Task brief:
The full set of entries, reproduced exactly, is the expected answer.

Dataset content:
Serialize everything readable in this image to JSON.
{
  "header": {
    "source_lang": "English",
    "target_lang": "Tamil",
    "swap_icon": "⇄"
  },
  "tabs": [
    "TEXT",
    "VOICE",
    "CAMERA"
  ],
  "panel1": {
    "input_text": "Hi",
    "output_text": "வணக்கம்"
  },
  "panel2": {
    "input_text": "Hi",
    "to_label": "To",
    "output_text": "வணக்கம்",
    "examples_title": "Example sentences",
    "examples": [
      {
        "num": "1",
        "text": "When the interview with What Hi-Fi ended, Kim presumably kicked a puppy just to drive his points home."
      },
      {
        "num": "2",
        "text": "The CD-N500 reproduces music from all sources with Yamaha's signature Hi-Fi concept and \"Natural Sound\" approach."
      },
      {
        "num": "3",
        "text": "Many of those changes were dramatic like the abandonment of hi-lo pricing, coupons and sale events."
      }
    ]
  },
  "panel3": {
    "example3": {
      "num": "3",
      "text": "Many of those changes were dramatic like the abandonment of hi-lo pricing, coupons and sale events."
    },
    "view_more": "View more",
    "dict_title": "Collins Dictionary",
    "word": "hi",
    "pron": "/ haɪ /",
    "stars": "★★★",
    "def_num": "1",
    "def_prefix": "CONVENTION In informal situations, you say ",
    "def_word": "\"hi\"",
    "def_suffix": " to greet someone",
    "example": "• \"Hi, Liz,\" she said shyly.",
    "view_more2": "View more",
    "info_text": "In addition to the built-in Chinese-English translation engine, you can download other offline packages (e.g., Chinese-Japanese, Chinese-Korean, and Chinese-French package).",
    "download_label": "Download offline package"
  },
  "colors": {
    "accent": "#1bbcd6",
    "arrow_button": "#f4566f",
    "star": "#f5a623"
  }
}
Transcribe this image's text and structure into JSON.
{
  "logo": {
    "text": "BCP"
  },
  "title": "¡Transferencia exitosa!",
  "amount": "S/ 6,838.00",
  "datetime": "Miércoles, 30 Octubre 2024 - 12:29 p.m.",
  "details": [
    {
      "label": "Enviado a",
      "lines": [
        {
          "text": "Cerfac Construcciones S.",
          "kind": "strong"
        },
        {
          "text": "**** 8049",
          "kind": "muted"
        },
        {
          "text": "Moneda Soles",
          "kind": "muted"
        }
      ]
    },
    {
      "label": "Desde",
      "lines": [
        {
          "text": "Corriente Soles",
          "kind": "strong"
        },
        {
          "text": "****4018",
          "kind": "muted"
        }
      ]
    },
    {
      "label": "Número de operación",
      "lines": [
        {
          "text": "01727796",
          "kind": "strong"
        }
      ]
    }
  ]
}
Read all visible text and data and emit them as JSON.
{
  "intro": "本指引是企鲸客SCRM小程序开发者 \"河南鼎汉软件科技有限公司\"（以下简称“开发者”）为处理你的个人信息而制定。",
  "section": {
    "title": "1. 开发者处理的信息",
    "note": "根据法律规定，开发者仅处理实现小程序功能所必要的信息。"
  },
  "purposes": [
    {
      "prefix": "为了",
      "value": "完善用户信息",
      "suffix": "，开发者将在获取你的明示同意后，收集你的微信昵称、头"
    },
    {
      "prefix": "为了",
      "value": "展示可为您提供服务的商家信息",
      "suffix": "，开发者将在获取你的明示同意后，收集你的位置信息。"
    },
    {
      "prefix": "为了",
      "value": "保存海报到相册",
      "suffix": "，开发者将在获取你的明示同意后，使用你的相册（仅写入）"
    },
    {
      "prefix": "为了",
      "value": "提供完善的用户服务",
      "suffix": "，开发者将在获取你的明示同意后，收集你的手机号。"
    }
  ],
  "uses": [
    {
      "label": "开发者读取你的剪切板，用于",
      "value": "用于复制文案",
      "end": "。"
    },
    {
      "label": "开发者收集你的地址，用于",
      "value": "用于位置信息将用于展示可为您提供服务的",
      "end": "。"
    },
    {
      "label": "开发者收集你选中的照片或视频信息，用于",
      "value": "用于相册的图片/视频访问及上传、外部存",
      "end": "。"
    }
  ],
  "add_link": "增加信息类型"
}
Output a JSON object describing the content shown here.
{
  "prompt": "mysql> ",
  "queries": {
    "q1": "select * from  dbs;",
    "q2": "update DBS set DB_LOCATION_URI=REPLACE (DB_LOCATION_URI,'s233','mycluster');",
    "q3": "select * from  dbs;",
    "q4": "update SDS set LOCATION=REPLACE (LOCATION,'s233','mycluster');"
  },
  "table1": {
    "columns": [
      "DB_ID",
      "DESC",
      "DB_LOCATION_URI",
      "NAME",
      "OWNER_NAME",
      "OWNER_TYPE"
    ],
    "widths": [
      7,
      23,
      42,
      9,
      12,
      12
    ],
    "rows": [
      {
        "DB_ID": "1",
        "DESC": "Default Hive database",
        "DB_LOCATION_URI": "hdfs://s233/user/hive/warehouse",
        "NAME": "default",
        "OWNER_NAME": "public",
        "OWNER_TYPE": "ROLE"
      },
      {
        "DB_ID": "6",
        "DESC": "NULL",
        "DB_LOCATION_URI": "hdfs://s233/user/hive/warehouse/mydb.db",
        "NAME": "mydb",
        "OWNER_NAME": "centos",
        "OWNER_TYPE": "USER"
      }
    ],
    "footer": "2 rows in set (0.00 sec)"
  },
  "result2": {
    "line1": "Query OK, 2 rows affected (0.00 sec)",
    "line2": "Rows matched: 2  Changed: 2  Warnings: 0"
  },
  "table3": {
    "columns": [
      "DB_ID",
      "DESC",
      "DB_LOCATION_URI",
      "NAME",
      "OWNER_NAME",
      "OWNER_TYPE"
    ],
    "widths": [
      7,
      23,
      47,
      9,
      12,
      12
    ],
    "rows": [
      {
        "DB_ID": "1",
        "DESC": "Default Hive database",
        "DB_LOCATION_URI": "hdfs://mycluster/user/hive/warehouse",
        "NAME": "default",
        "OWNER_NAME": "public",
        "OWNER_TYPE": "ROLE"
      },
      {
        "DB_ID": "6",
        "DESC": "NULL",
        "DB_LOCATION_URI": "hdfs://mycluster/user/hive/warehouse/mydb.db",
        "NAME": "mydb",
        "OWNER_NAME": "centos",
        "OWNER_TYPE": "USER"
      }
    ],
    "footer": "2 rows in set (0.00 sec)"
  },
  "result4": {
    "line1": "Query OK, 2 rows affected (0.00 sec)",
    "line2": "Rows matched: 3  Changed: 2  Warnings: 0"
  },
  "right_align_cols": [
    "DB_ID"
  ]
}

Answer area:
Serialize everything readable in this image to JSON.
{
  "header": {
    "source_lang": "English",
    "target_lang": "Tamil",
    "swap_icon": "⇄"
  },
  "tabs": [
    "TEXT",
    "VOICE",
    "CAMERA"
  ],
  "panel1": {
    "input_text": "Hi",
    "output_text": "வணக்கம்"
  },
  "panel2": {
    "input_text": "Hi",
    "to_label": "To",
    "output_text": "வணக்கம்",
    "examples_title": "Example sentences",
    "examples": [
      {
        "num": "1",
        "text": "When the interview with What Hi-Fi ended, Kim presumably kicked a puppy just to drive his points home."
      },
      {
        "num": "2",
        "text": "The CD-N500 reproduces music from all sources with Yamaha's signature Hi-Fi concept and \"Natural Sound\" approach."
      },
      {
        "num": "3",
        "text": "Many of those changes were dramatic like the abandonment of hi-lo pricing, coupons and sale events."
      }
    ]
  },
  "panel3": {
    "example3": {
      "num": "3",
      "text": "Many of those changes were dramatic like the abandonment of hi-lo pricing, coupons and sale events."
    },
    "view_more": "View more",
    "dict_title": "Collins Dictionary",
    "word": "hi",
    "pron": "/ haɪ /",
    "stars": "★★★",
    "def_num": "1",
    "def_prefix": "CONVENTION In informal situations, you say ",
    "def_word": "\"hi\"",
    "def_suffix": " to greet someone",
    "example": "• \"Hi, Liz,\" she said shyly.",
    "view_more2": "View more",
    "info_text": "In addition to the built-in Chinese-English translation engine, you can download other offline packages (e.g., Chinese-Japanese, Chinese-Korean, and Chinese-French package).",
    "download_label": "Download offline package"
  },
  "colors": {
    "accent": "#1bbcd6",
    "arrow_button": "#f4566f",
    "star": "#f5a623"
  }
}
Transcribe this image's text and structure into JSON.
{
  "logo": {
    "text": "BCP"
  },
  "title": "¡Transferencia exitosa!",
  "amount": "S/ 6,838.00",
  "datetime": "Miércoles, 30 Octubre 2024 - 12:29 p.m.",
  "details": [
    {
      "label": "Enviado a",
      "lines": [
        {
          "text": "Cerfac Construcciones S.",
          "kind": "strong"
        },
        {
          "text": "**** 8049",
          "kind": "muted"
        },
        {
          "text": "Moneda Soles",
          "kind": "muted"
        }
      ]
    },
    {
      "label": "Desde",
      "lines": [
        {
          "text": "Corriente Soles",
          "kind": "strong"
        },
        {
          "text": "****4018",
          "kind": "muted"
        }
      ]
    },
    {
      "label": "Número de operación",
      "lines": [
        {
          "text": "01727796",
          "kind": "strong"
        }
      ]
    }
  ]
}
Read all visible text and data and emit them as JSON.
{
  "intro": "本指引是企鲸客SCRM小程序开发者 \"河南鼎汉软件科技有限公司\"（以下简称“开发者”）为处理你的个人信息而制定。",
  "section": {
    "title": "1. 开发者处理的信息",
    "note": "根据法律规定，开发者仅处理实现小程序功能所必要的信息。"
  },
  "purposes": [
    {
      "prefix": "为了",
      "value": "完善用户信息",
      "suffix": "，开发者将在获取你的明示同意后，收集你的微信昵称、头"
    },
    {
      "prefix": "为了",
      "value": "展示可为您提供服务的商家信息",
      "suffix": "，开发者将在获取你的明示同意后，收集你的位置信息。"
    },
    {
      "prefix": "为了",
      "value": "保存海报到相册",
      "suffix": "，开发者将在获取你的明示同意后，使用你的相册（仅写入）"
    },
    {
      "prefix": "为了",
      "value": "提供完善的用户服务",
      "suffix": "，开发者将在获取你的明示同意后，收集你的手机号。"
    }
  ],
  "uses": [
    {
      "label": "开发者读取你的剪切板，用于",
      "value": "用于复制文案",
      "end": "。"
    },
    {
      "label": "开发者收集你的地址，用于",
      "value": "用于位置信息将用于展示可为您提供服务的",
      "end": "。"
    },
    {
      "label": "开发者收集你选中的照片或视频信息，用于",
      "value": "用于相册的图片/视频访问及上传、外部存",
      "end": "。"
    }
  ],
  "add_link": "增加信息类型"
}
Output a JSON object describing the content shown here.
{
  "prompt": "mysql> ",
  "queries": {
    "q1": "select * from  dbs;",
    "q2": "update DBS set DB_LOCATION_URI=REPLACE (DB_LOCATION_URI,'s233','mycluster');",
    "q3": "select * from  dbs;",
    "q4": "update SDS set LOCATION=REPLACE (LOCATION,'s233','mycluster');"
  },
  "table1": {
    "columns": [
      "DB_ID",
      "DESC",
      "DB_LOCATION_URI",
      "NAME",
      "OWNER_NAME",
      "OWNER_TYPE"
    ],
    "widths": [
      7,
      23,
      42,
      9,
      12,
      12
    ],
    "rows": [
      {
        "DB_ID": "1",
        "DESC": "Default Hive database",
        "DB_LOCATION_URI": "hdfs://s233/user/hive/warehouse",
        "NAME": "default",
        "OWNER_NAME": "public",
        "OWNER_TYPE": "ROLE"
      },
      {
        "DB_ID": "6",
        "DESC": "NULL",
        "DB_LOCATION_URI": "hdfs://s233/user/hive/warehouse/mydb.db",
        "NAME": "mydb",
        "OWNER_NAME": "centos",
        "OWNER_TYPE": "USER"
      }
    ],
    "footer": "2 rows in set (0.00 sec)"
  },
  "result2": {
    "line1": "Query OK, 2 rows affected (0.00 sec)",
    "line2": "Rows matched: 2  Changed: 2  Warnings: 0"
  },
  "table3": {
    "columns": [
      "DB_ID",
      "DESC",
      "DB_LOCATION_URI",
      "NAME",
      "OWNER_NAME",
      "OWNER_TYPE"
    ],
    "widths": [
      7,
      23,
      47,
      9,
      12,
      12
    ],
    "rows": [
      {
        "DB_ID": "1",
        "DESC": "Default Hive database",
        "DB_LOCATION_URI": "hdfs://mycluster/user/hive/warehouse",
        "NAME": "default",
        "OWNER_NAME": "public",
        "OWNER_TYPE": "ROLE"
      },
      {
        "DB_ID": "6",
        "DESC": "NULL",
        "DB_LOCATION_URI": "hdfs://mycluster/user/hive/warehouse/mydb.db",
        "NAME": "mydb",
        "OWNER_NAME": "centos",
        "OWNER_TYPE": "USER"
      }
    ],
    "footer": "2 rows in set (0.00 sec)"
  },
  "result4": {
    "line1": "Query OK, 2 rows affected (0.00 sec)",
    "line2": "Rows matched: 3  Changed: 2  Warnings: 0"
  },
  "right_align_cols": [
    "DB_ID"
  ]
}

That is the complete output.